The following information is intended to help people with allergy to hazelnuts to manage the condition successfully. The information is intended as general guidance. If you know or believe you are allergic to hazelnuts, it is important to visit your GP and seek a referral to an allergy clinic.
Types of hazelnut allergy
Allergy to hazelnuts can be one of two types.
The first type is considered to be a primary food allergy. A person with this type of allergy will have had previous contact with hazelnuts, resulting in their immune system producing antibodies to hazelnut. This is known as sensitisation. In some of these people, further exposure to hazelnut results in an allergic reaction. This type of allergy has the potential to cause a severe, life-threatening allergic reaction (anaphylaxis), which includes breathing difficulty.
The second type of hazelnut allergy can be considered a secondary food allergy. A person with this type of allergy is initially allergic to tree pollen, such as birch, an important cause of spring hay fever, and then starts reacting to hazelnut. This happens because of a process called cross-reactivity – where a protein found in the pollen has similarities with a protein found in hazelnuts and therefore some people react to hazelnuts. These reactions are usually mild and include itching or swelling in the mouth. The condition is known as pollen food syndrome (previously known as oral allergy syndrome). People affected may also have mild reactions to soft fruits.
It is important that you know which of the two types of hazelnut allergy you are affected by. Ask your GP to refer you to an allergy clinic so that a proper diagnosis can be performed.
Avoiding other types of nuts
Some people who are allergic to one type of nut may become allergic to others (Clark and Ewan 2005). There is also the possibility of certain nuts coming into contact with others during food production. So is it best to avoid all nuts if you are allergic to one or two of them?
Some allergy experts would indeed advise that total avoidance is best in order to play safe. But others disagree. One study states: “In peanut or tree nut allergic children, introduction of specific nuts to which the child is not allergic may improve quality of life and should be considered in patients with multiple foods allergies, vegan or ethnic-specific diets, in whom nuts are an important source of protein.” (Brough et al, 2014)
Our advice is that it depends what tests you have had. If you have been tested for specific nuts, your GP or allergist will be able to advise whether it is possible to include certain nuts in your diet. If you do eat specific nuts, it is usually advisable to do so at home so you can better control any risk of cross-contamination. Eating nuts from the shells avoids the risk of cross-contamination from other nuts.
If you have not been tested for specific nuts, then we believe in playing safe — avoiding all nuts — until you are able to be tested
Hazelnuts – also known as filberts or cob nuts – can be found in various food products including biscuits, cakes, pastries, chocolates, chocolate spread, confectionary products, ice cream, breakfast cereals and bread. Praline chocolates and nougat are two confectionary products to watch out for.

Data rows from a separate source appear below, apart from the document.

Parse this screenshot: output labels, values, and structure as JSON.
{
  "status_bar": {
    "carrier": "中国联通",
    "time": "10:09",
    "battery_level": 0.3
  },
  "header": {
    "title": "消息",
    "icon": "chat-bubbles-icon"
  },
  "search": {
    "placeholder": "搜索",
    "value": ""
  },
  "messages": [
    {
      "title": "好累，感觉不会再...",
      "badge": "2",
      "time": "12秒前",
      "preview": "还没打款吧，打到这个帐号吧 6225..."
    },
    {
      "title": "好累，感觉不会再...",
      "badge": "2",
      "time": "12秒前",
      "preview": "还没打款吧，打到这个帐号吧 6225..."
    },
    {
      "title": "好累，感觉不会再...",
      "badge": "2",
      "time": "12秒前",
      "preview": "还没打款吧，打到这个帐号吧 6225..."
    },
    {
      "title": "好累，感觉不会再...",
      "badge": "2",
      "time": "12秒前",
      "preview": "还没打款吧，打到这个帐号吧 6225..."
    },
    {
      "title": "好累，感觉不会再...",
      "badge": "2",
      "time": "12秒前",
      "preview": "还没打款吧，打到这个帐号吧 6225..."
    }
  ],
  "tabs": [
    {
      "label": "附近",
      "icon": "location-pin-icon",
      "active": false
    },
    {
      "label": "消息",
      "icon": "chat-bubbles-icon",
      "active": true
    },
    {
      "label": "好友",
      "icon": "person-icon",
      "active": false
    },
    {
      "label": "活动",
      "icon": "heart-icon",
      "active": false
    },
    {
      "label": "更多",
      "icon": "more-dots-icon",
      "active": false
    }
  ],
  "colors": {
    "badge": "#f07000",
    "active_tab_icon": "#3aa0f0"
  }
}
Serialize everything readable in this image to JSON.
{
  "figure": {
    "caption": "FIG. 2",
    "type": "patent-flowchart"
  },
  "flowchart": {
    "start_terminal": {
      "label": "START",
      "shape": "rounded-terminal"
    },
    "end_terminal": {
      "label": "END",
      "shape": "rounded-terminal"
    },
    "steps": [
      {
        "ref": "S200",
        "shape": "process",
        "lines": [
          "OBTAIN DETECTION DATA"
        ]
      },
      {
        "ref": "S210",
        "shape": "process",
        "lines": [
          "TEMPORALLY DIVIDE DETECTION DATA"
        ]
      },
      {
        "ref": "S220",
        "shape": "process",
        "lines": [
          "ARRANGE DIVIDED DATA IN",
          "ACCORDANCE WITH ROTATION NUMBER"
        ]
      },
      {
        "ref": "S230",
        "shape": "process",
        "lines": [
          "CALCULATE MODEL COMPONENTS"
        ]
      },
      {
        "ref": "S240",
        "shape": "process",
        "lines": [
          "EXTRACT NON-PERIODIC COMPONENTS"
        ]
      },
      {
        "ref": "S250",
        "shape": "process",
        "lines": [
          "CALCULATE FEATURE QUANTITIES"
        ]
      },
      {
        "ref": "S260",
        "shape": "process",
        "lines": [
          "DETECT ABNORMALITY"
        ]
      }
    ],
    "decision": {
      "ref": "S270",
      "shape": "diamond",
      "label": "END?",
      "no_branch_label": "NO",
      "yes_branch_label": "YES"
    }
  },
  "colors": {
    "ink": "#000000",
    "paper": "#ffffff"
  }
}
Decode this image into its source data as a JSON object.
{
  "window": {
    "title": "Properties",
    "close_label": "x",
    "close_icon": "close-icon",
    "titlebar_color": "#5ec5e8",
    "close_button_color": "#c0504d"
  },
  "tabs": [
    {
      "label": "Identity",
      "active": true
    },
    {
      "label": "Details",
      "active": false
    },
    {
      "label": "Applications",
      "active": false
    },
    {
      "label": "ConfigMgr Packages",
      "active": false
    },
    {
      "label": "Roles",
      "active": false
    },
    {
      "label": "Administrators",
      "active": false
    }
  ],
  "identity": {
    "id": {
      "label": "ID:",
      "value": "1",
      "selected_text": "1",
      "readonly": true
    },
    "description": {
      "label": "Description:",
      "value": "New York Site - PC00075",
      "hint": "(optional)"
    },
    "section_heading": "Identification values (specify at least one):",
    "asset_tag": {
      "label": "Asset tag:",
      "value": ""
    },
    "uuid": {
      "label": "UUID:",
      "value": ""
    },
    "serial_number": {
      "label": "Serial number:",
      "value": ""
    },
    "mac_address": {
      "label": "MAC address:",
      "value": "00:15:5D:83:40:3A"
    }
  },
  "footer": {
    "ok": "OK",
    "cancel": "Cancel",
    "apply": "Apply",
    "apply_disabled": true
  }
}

Hazelnut oil can be used in baking or in a salad dressing.
Hazelnut butter is sold in some supermarkets and health food shops.
In Europe hazelnuts are made into liqueurs of which the best known is Frangelico Hazelnut Liqueur.
Hazelnuts are also ground and may be used to produce two ethnic products:
- Dukkah is a spicy dry dip – bread is dipped into it and then into olive oil and eaten; it can also be used as a seasoning mix.
- Za’atar is a mixture of sesame seeds, herbs and spices to which hazelnuts may sometimes be added to create a varying flavour. It is mixed with oil and sprinkled over a variety of items including salads, soups and white cheese.
Like peanut oil, hazelnut oil is thought to be low risk if it is highly refined. However the oil is normally used for its flavour and so should be assumed to be unrefined.
As well as being used in baking it is also suitable and used for purposes such as shallow frying fish, especially trout.
Read more about allergy to nuts:
This article has been reviewed by Dr Gary Stiefel, Consultant in Paediatric Allergy, University Hospitals of Leicester NHS Trust. He reports no conflicts of interest.
All the information we produce is evidence based or follows expert opinion and is checked by our Clinical and research reviewers. If you wish to know the sources we used in producing any of our information products, please let us know, and we will gladly supply details.
Publication date: Sept 2016
Review date: Sept 2019